With about 10k to go, I'm running hard now. I'm back to a 5:20/km(8:35/mi) pace or better and it doesn't feel so easy anymore. My biggest problem at this point is that I'm bored out of my mind. I have no one to talk to and probably wouldn't be much company if I did. Almost 4 hours in and close to an hour to go. That spot, between 35km and 40km, was my low point mentally. Sounds like a cliche, but it works: "aid station to aid station". The end of the race may feel far away, but the next aid station is much closer and it's nice to have a milestone to aim for.
Anyway. That last 10k lasted forever (like this race report). The rain finally stopped, but my feet never dried because I was too tired to run around the puddles and just ran straight through them.

I got to the finish with a time of 4:46:20, about in the middle of my best case (4:20)/worst case(5:00) scenarios. I wasn't sure how recovered I was from Sulphur Springs and the race turned out allright. I got my medal and got my shoes and socks off to change into my sandals. Despite the wet run, not a single blister. Awesome!
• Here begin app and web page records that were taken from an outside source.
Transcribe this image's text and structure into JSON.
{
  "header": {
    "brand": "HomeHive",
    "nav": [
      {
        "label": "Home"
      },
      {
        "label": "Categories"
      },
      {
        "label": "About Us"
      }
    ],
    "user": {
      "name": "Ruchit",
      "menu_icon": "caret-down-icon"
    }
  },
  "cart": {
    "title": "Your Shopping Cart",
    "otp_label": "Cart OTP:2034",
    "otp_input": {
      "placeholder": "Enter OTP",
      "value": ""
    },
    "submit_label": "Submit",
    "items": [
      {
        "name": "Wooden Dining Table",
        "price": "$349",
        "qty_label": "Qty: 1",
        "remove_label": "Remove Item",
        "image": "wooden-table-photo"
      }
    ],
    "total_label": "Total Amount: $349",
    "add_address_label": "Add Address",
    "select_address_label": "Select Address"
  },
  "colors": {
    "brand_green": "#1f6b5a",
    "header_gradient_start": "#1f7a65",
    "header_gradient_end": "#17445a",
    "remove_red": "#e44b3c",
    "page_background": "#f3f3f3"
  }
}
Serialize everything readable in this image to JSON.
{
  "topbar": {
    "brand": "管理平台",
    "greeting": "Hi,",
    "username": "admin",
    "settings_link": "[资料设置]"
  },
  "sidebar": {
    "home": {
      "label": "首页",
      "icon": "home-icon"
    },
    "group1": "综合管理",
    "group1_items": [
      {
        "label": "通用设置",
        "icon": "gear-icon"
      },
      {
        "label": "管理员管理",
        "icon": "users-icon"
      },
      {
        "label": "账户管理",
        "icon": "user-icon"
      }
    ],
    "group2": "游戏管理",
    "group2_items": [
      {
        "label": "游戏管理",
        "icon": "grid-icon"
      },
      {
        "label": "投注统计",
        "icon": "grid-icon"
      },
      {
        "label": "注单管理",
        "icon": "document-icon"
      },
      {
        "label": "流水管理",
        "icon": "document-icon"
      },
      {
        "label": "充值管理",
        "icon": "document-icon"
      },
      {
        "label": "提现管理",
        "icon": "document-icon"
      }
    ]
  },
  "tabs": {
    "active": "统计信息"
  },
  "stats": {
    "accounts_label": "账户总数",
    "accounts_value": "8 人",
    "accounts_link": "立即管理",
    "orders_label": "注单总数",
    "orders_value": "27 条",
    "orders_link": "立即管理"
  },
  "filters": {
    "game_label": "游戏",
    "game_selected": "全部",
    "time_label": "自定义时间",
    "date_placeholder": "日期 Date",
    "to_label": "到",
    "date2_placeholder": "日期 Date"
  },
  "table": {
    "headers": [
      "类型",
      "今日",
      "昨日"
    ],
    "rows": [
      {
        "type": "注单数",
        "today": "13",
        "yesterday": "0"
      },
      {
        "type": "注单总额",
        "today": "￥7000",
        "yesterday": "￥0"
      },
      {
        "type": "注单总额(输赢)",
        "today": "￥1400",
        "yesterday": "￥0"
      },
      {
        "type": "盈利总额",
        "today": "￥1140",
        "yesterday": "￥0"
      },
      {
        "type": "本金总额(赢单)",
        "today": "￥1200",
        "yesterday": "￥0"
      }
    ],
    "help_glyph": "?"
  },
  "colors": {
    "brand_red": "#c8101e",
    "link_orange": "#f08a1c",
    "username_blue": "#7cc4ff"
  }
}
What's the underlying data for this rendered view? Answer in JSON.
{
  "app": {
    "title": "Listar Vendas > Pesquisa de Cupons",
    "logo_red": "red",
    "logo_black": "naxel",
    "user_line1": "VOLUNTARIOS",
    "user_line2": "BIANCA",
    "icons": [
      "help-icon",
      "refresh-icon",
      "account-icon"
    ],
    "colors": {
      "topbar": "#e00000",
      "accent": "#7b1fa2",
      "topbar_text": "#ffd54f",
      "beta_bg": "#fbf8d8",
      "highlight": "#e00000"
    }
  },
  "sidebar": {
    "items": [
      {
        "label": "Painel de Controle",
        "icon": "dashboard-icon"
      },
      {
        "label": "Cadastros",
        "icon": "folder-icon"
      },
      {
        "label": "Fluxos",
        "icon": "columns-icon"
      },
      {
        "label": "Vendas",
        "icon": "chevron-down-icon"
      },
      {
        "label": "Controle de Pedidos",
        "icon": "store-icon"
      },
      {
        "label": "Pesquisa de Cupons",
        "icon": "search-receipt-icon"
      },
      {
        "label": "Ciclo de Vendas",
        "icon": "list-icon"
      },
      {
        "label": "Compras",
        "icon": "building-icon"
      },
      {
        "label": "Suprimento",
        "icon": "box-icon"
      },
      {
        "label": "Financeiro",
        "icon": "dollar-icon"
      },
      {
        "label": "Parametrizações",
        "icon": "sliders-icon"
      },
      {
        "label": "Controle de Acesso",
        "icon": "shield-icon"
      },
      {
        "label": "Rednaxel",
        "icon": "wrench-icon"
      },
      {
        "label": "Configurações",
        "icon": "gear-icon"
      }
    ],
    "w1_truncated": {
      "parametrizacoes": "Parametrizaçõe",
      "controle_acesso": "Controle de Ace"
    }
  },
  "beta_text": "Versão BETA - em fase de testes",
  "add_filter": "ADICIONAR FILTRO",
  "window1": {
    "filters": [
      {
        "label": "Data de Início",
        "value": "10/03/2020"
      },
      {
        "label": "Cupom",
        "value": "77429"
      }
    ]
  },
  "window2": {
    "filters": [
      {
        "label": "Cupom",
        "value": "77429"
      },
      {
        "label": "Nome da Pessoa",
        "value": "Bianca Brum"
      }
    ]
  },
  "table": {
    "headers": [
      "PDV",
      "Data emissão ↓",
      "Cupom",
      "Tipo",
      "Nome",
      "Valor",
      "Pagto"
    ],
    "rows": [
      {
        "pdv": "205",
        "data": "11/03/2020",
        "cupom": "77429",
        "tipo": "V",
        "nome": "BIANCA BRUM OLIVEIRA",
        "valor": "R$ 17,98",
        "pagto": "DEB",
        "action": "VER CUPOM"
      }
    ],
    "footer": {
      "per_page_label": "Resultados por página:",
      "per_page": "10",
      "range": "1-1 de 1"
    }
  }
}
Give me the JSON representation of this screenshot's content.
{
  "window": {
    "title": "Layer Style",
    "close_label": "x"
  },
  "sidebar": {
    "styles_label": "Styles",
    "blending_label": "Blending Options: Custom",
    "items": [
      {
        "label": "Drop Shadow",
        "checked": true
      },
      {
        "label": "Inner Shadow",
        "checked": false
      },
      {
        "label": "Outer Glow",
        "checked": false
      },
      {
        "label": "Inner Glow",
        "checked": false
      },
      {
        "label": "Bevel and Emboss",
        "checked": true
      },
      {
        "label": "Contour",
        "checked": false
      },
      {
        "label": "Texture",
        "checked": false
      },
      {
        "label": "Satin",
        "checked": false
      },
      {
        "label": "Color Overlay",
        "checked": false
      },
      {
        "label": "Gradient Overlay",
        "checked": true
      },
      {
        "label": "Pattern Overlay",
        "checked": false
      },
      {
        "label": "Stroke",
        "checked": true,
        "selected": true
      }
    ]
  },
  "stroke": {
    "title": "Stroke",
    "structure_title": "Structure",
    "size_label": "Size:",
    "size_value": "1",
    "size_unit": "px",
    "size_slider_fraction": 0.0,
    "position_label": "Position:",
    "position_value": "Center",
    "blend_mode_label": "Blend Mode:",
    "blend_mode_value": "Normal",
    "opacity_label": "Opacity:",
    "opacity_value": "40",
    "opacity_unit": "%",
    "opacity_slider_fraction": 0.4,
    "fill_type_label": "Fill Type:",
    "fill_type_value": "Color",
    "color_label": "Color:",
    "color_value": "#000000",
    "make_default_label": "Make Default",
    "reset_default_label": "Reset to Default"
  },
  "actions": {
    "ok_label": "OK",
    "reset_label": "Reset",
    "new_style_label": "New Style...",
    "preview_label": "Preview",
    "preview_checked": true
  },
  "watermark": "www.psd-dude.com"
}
Got me some food, didn't get my free beer because of my long drive. I got a large Iced Capuccino at Tim Horton and drove back home with my daughter snoring away in the passenger seat.

Chip Time: 4:46:20
Pace: 5:44/km (9:13/mi)
Rank (overall): 38/148
Rank (gender): 35/101
Rank (M40-49): 17/35

Later at the family dinner, which was at my brother-in-law's and had people from both his and his wife's side of the family, I got some strange looks from a few people (and my wife) when it became known that I had run 50km in the mornings. "WHY?" Why indeed? The person who asked was almost aggressive in the way she asked. I just smiled and said I didn't have an answer to that question. To a non-runner, there is no acceptable answer to that question.

Doesn't matter why. Maybe I have deep psychological scars. Maybe I'm over-compensating for some perceived weakness. Ah, ah, ah! Really, who gives a shit? I'm all growed up, I like to run and I will run as much as I please.


Denis said...

Great race report. Sounds like a great way to spend a Saturday morning.
Good call on not trying to explain yourself to your non-running friend. Satisfactorily explaining all the reasons we run to a non-runner is a fool's errand.
Looking forward to hearing more about your running exploits.

Caroline Novak said...

Love how you ran the race on a whim!! Great splits, and neat how you still made it to the family dinner.

Your pace was super fast with all that rain! A guy I work with said his shoes felt like a ton of bricks by the midpoint.

Anonymous said...

Hey great race report. I also ran the race #30 overall. Your description was almost exact to mine. NICE!! I really like your non-explanation to "WHY?"...I think I'll borrow it...Enjoy and have a quality day!! Mark